Available May 1, Quickr 8.1, like previous versions of the software, costs $70 per user for a perpetual license.
Finally, IBM is giving the much maligned e-mail attachment the heave-ho with Lotus Quickr Entry, a personal file-sharing space where users can post HTML links instead of sending content via dreaded e-mail attachments.
Lotus Quickr Entry is included in the latest version of Lotus Quickr and as a stand-alone offering available to Lotus Notes and IBM Lotus Domino Web Access customers at no additional charge.
Beating SharePoint Means Tying Lotus to Web 2.0 Tools
Clearly, IBM’s game plan for beating the powerful Microsoft SharePoint collaboration suite hinges on infusing its Lotus software unit with social computing tools that Microsoft doesn’t have yet, according to Jeff Schick, vice president of social networking for IBM Lotus.
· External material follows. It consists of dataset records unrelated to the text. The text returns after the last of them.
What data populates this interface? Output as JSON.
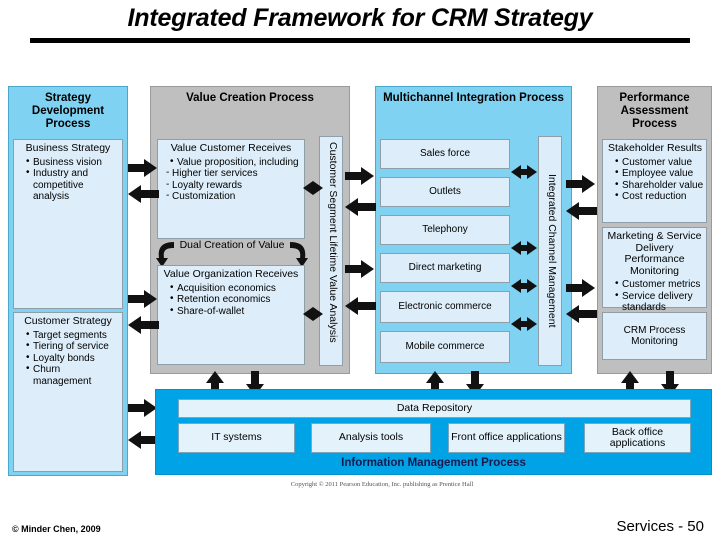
{
  "title": "Integrated Framework for CRM Strategy",
  "columns": {
    "strategy_development": {
      "header": "Strategy Development Process",
      "business_strategy": {
        "heading": "Business Strategy",
        "bullets": [
          "Business vision",
          "Industry and competitive analysis"
        ]
      },
      "customer_strategy": {
        "heading": "Customer Strategy",
        "bullets": [
          "Target segments",
          "Tiering of service",
          "Loyalty bonds",
          "Churn management"
        ]
      }
    },
    "value_creation": {
      "header": "Value Creation Process",
      "value_customer_receives": {
        "heading": "Value Customer Receives",
        "bullets": [
          "Value proposition, including"
        ],
        "sub_bullets": [
          "Higher tier services",
          "Loyalty rewards",
          "Customization"
        ]
      },
      "dual_creation": "Dual Creation of Value",
      "value_organization_receives": {
        "heading": "Value Organization Receives",
        "bullets": [
          "Acquisition economics",
          "Retention economics",
          "Share-of-wallet"
        ]
      },
      "vertical_label": "Customer Segment Lifetime Value Analysis"
    },
    "multichannel": {
      "header": "Multichannel Integration Process",
      "channels": [
        "Sales force",
        "Outlets",
        "Telephony",
        "Direct marketing",
        "Electronic commerce",
        "Mobile commerce"
      ],
      "vertical_label": "Integrated Channel Management"
    },
    "performance": {
      "header": "Performance Assessment Process",
      "stakeholder": {
        "heading": "Stakeholder Results",
        "bullets": [
          "Customer value",
          "Employee value",
          "Shareholder value",
          "Cost reduction"
        ]
      },
      "monitoring": {
        "heading": "Marketing & Service Delivery Performance Monitoring",
        "bullets": [
          "Customer metrics",
          "Service delivery standards"
        ]
      },
      "crm_process": "CRM Process Monitoring"
    }
  },
  "information_management": {
    "data_repository": "Data Repository",
    "items": [
      "IT systems",
      "Analysis tools",
      "Front office applications",
      "Back office applications"
    ],
    "label": "Information Management Process"
  },
  "copyright": "Copyright © 2011 Pearson Education, Inc. publishing as Prentice Hall",
  "footer": {
    "left": "© Minder Chen, 2009",
    "right": "Services - 50"
  },
  "colors": {
    "grey_column": "#bfbfbf",
    "blue_column": "#7fd2f2",
    "inner_box": "#ddeefa",
    "band": "#00a3e6",
    "band_label": "#1a1a4e"
  }
}
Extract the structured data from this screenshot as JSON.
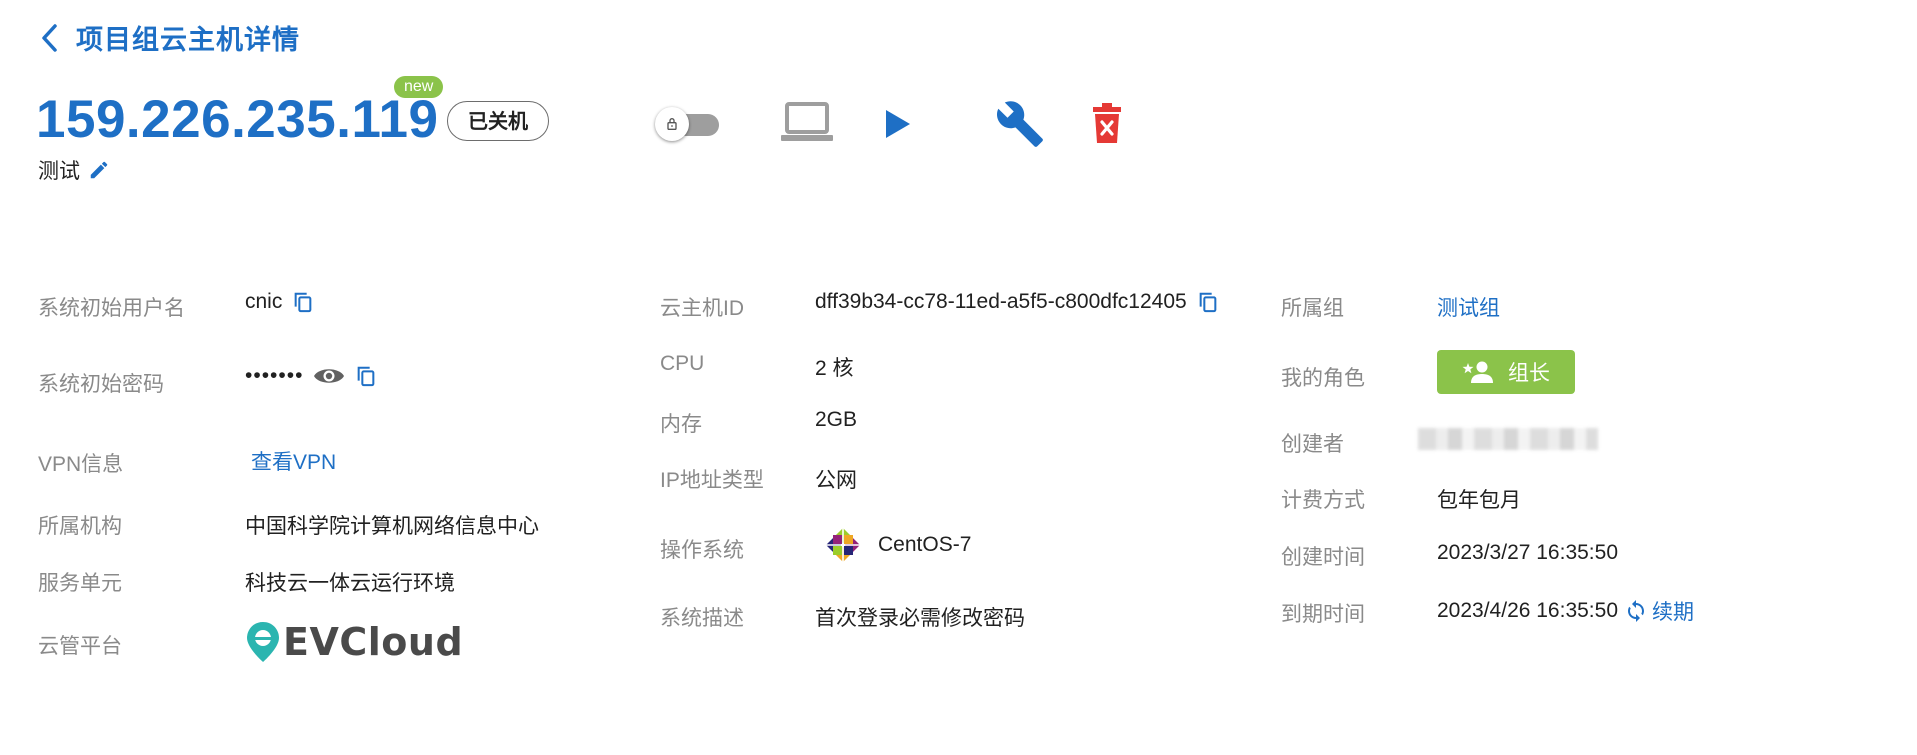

According to Forrester Research analyst Rob Koplowitz, however, while SharePoint is certainly going to become a part of the landscape for a lot of organizations, most content providers will use both SharePoint and Lotus tools. “In a lot of cases it won’t be an either-or,” Koplowitz said.
Burton Group analyst Mike Gotta told eWEEK May 1 that SharePoint is like a “Swiss Army knife, and there is the hope that the platform solves historical gaps in Microsoft’s collaboration and content efforts.”
Gotta agreed with Schick that Microsoft’s social software tools, such as blogs and wikis, are not particularly strong, so the company is dependent on partners to fill those gaps. So how is IBM to capitalize on this with Quickr and Connections?
According to Gotta, IBM must appeal to existing clients that have an investment in Lotus but are looking for something that appeals to the enterprise crowds looking for Web 2.0 tools. At the same time, the company must provide an integration strategy for customers with mixed content management systems.
“IBM needs to continue to present options to enterprise decision makers and hope that there is some level of buyer’ s remorse down the road concerning SharePoint,” Gotta said. “If that happens, a Quickr plus Connections alternative could make sense. But again, in the short run-this seems defensive and appeals mostly to customers with an inclination to go with IBM in any case.”